Sport and Fitness go hand in hand. For the majority of sports, you have to have at least some degree of physical fitness and ability to perform at a decent level no matter what standard you are playing at. And because of this, the never ending question that always seems to go around is ‘How do I train to be better at my sport’ whether it be a team sport such as rugby or football or a an individual sport such as tennis or golf.
Well my friends, you are about to find out.
Let’s Get Specific
The single and most important thing to make your training as effective as possible it MUST be specific to the sport you are playing. Whether it be the level of running you do or the actions or movements that are required, the exercises you do need to have a translation into a real game scenario.
For example, say you play Basketball and you want to improve you jumping height. Think about in a basketball game what scenarios would you need to jump high and in what manner? You would do a standing vertical jump for when you are under the basket waiting for a rebound and you will also do running vertical jumps for when you go for a lay up or run back to block a shot.
Therefore, you must do exercises that replicate these movements, strengthen the muscles used AND work on improving your technique.
Lifting Weights the Right Way
Now when it comes to building bigger muscles and getting stronger, a lot of people tend to train the wrong way for a sport. While getting stronger is generally better for most sports, you will typically see the most strength and size training in people who play contact sports such as rugby and american football.
Where most players trip up with weight training is they train too much like bodybuilders (Chest Day, Arm Day, Leg Day etc, Isolation Exercises), rely too much on machines and will do the typical 3 sets of 8-12 reps which is ok up to a point, but it has major limitations.
For someone who is brand new at lifting weights, any sort of weight training will have a positive impact on sports because the increases in strength and muscle size will make such a big difference to their overall playing ability.

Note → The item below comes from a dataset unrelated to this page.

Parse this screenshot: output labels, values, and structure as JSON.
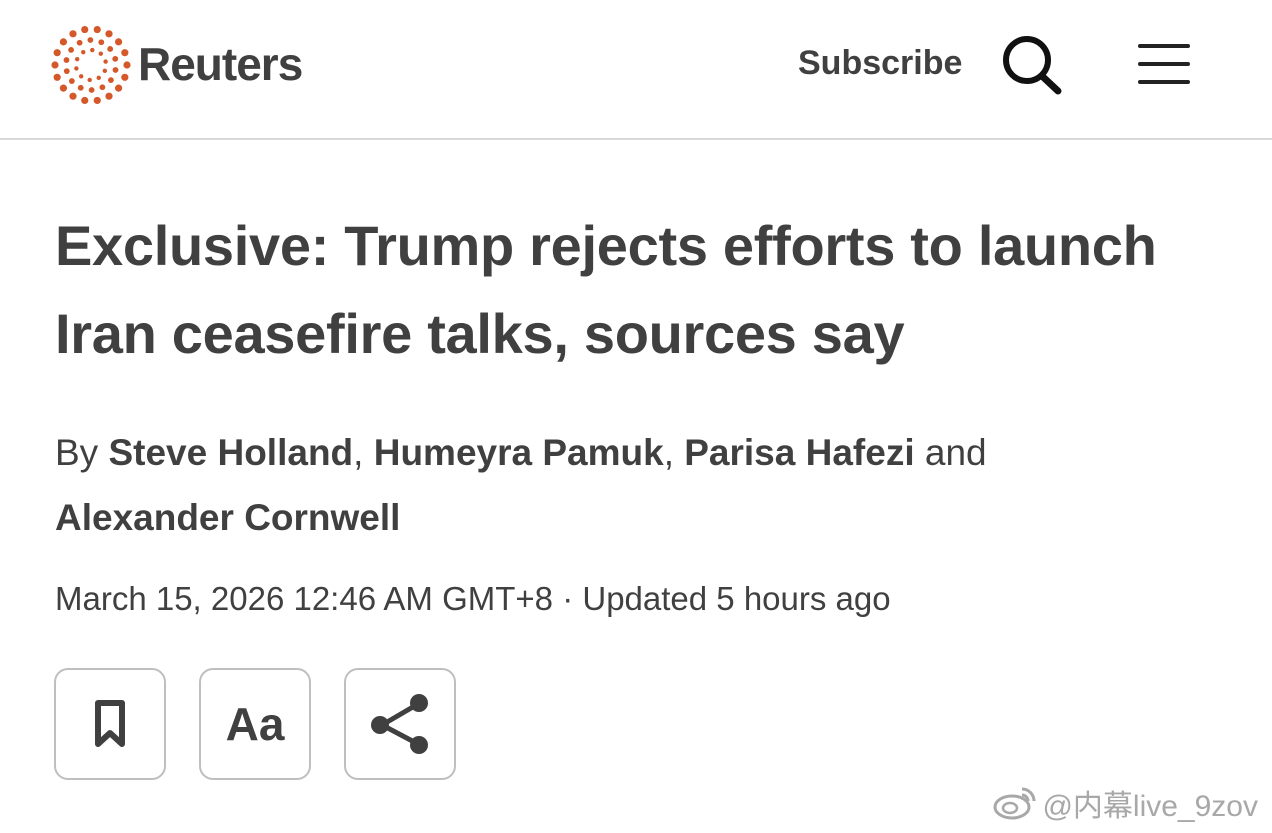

However, after several months the progress you see from bodybuilding training won’t really have a great amount of match day application.
Think about it, in what sport will you have to do 4 sets of 12 reps on overhead cable extensions or 3 sets of 20 reps on machine leg extensions? Absolutely none. How will using machine to do an exercise in a single plane of motion transfer onto the pitch on Saturday afternoons? It won’t.
Instead, we need to be mainly focusing on strength training from compound lifts such as bench press, squats and deadlifts and power based movements such as cleans and snatches. Isolation exercises are important too, but are lower down on the priority list.
So What Sort of Programme Should I Do?
That’s the big question isn’t it. And the answer is: It all depends on your sport, position (If applicable) and goals.
If you’re a badminton player and want to improve speed across the court and increase the power at which you hit the shuttlecock then you’re going to want to do lots of very short sprints, some endurance running as the game last a long time and exercises that mimic the motion of hitting the shuttlecock.
You get the idea.
So there you have it, a basic guide to training for a sport. Keep it specific and always be thinking about the real game applications.
For fully bespoke training programmes which are specific to your sport and goals, feel free to email us at email@example.com!
‘Loving my bespoke, tailored an sport-specific training plan from Iconic Athletics – session 1 of phase 1 completed!’ – Ian Mitchell, Great Britain & England Australian Rules Football Player